Taken together, the results reveal that girls of 5 years old are just as likely as boys to associate brilliance with their own gender. However, for those aged 6 and 7, girls were less likely than boys to make the association: among 6-year-olds, boys chose people of their own gender as "really, really smart" 65 percent of the time while girls only selected their gender as brilliant 48 percent of the time.
The study then explored which gender was expected by children to do better academically at school. The team found that while girls aged 5 to 7 were more likely than boys to associate their own gender with good grades, they did not link such achievements to brilliance. [The Guardian]
"Because these ideas are present at such an early age, they have so much time to affect the educational trajectories of boys and girls," said Andrei Cimpian, the co-author of the New York University study. Jeva Lange
There was a big, green, gaping lawn visible at Tim Kaine's rally in West Palm Beach, Florida, on Monday, where Hillary Clinton's vice presidential candidate didn't exactly draw massive crowds:
Tens of supporters attend Tim Kaine rally in West Palm Beach, FL. pic.twitter.com/1Sk5cGbDw2
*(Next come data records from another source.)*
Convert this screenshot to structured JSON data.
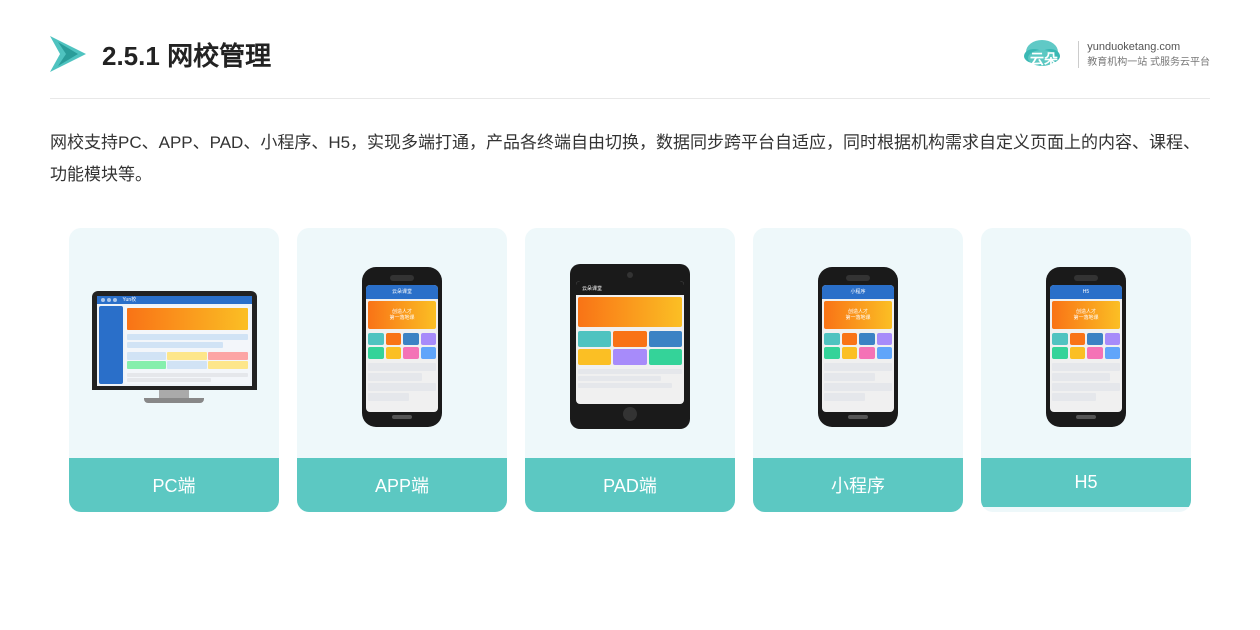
{
  "header": {
    "section_number": "2.5.1",
    "title": "网校管理",
    "brand": {
      "name": "云朵课堂",
      "site": "yunduoketang.com",
      "slogan_line1": "教育机构一站",
      "slogan_line2": "式服务云平台"
    }
  },
  "description": {
    "text": "网校支持PC、APP、PAD、小程序、H5，实现多端打通，产品各终端自由切换，数据同步跨平台自适应，同时根据机构需求自定义页面上的内容、课程、功能模块等。"
  },
  "cards": [
    {
      "id": "pc",
      "label": "PC端",
      "type": "monitor"
    },
    {
      "id": "app",
      "label": "APP端",
      "type": "phone"
    },
    {
      "id": "pad",
      "label": "PAD端",
      "type": "tablet"
    },
    {
      "id": "miniprogram",
      "label": "小程序",
      "type": "phone"
    },
    {
      "id": "h5",
      "label": "H5",
      "type": "phone"
    }
  ],
  "colors": {
    "card_bg": "#eef8fa",
    "card_label_bg": "#5cc8c2",
    "title_color": "#222",
    "text_color": "#333"
  }
}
— John Gludovatz (@johngludovatz) October 25, 2016
In a raspy, campaign trail-worn voice, Kaine still managed to work up enthusiasm for the few who turned out. "You really are a checkmate state," he said. "That's more than a battleground state … If we win for Hillary here, it's over. She's going to be president." Still, as CNN noted, Kaine was very much suffering from a case of the Mondays:
— ABC News Politics (@ABCPolitics) October 24, 2016
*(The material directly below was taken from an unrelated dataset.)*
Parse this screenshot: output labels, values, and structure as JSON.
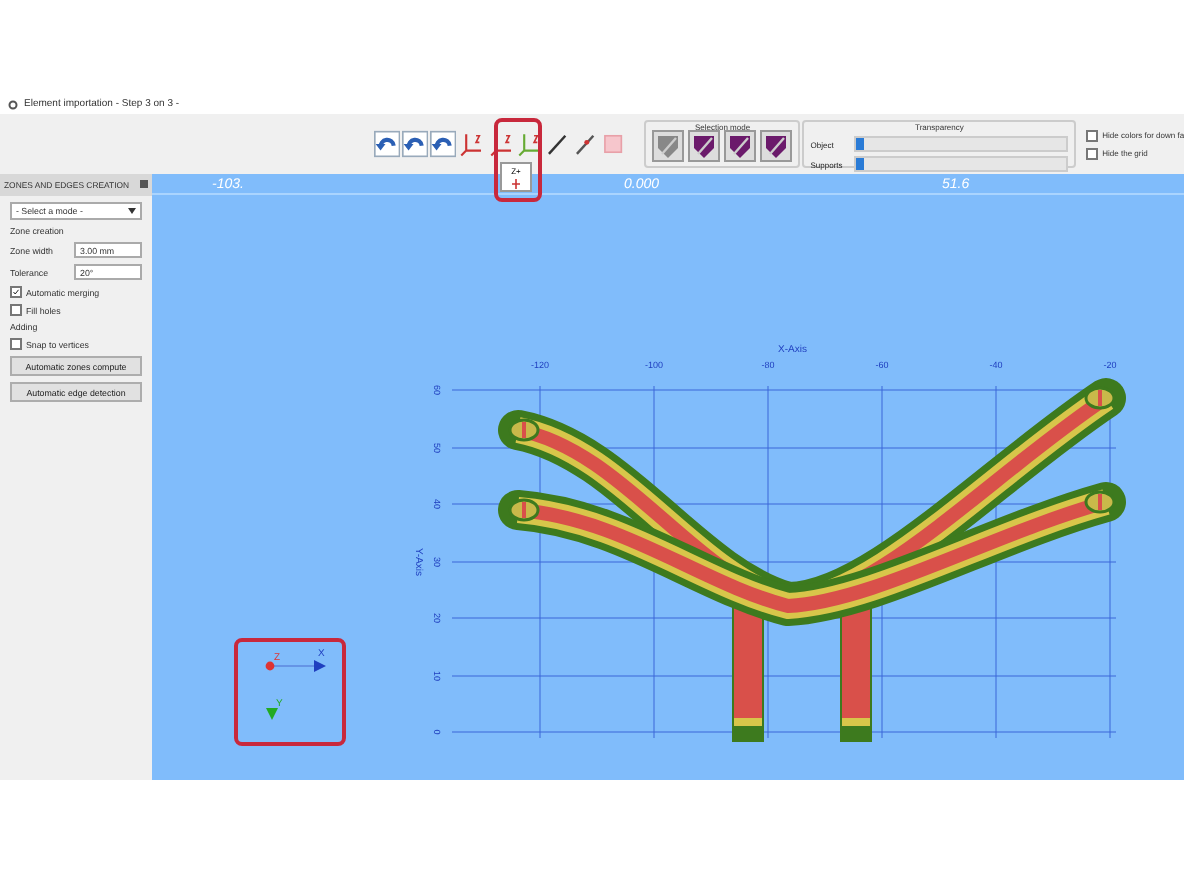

Admittedly, vice presidents don't have the same draw as the tops of their tickets. But for comparison, Mike Pence also hosted a rally on Monday:
— Jeremy G (@JeremyGOPin2016) October 24, 2016
Libertarian presidential nominee Gary Johnson raised eyebrows and dropped jaws Thursday when he asked the hosts of Morning Joe what Aleppo was in response to a question about his policy on Syria.
While Mike Barnicle responded with, "You're kidding," Joe Scarborough was even harsher. "My god, can you believe it?" he asked the other hosts following the commercial break. Scarborough added that Johnson is "unqualified to be the president of the United States" due to his "stunning" ignorance about Aleppo.
Johnson, for his part, has canceled some of his other scheduled television appearances on Thursday, The New York Times reports. "I'm incredibly frustrated with myself," he told MSNBC after his Morning Joe appearance. "I have to get smarter and that's just part of the process."
— Kyle Griffin (@kylegriffin1) September 8, 2016
Donald Trump has spent $0 on campaign ads this year, although he is reportedly looking to start running his first ads in the coming days. It might be too little too late for local broadcasters, though, who count on the boost of political advertising this time of year, Bloomberg reports.
Spending on political advertising is down — way down — dropping 60 percent in 2016 from 2012. It is not all due to Trump, though; Hillary Clinton and Bernie Sanders' battle to the very end meant the turn to the general election became a focus later than it has in the past.
Still, Trump's tight hold on the advertising purse strings is reverberating. Trump essentially won the Republican nomination in late April, and since then $146 million has been spent by the campaigns in advertising. In 2012, by contrast, campaigns spent $373 million in the same period.
The stations aren't panicking yet, though, sensing that an influx of spending for Senate races might start to bring the missing money back to their pockets. "Certainly it's not what was expected," the president of the Television Bureau of Advertising, Steve Lanzano, told Bloomberg. "But you're going to see the money coming in. It'll just come in later." Jeva Lange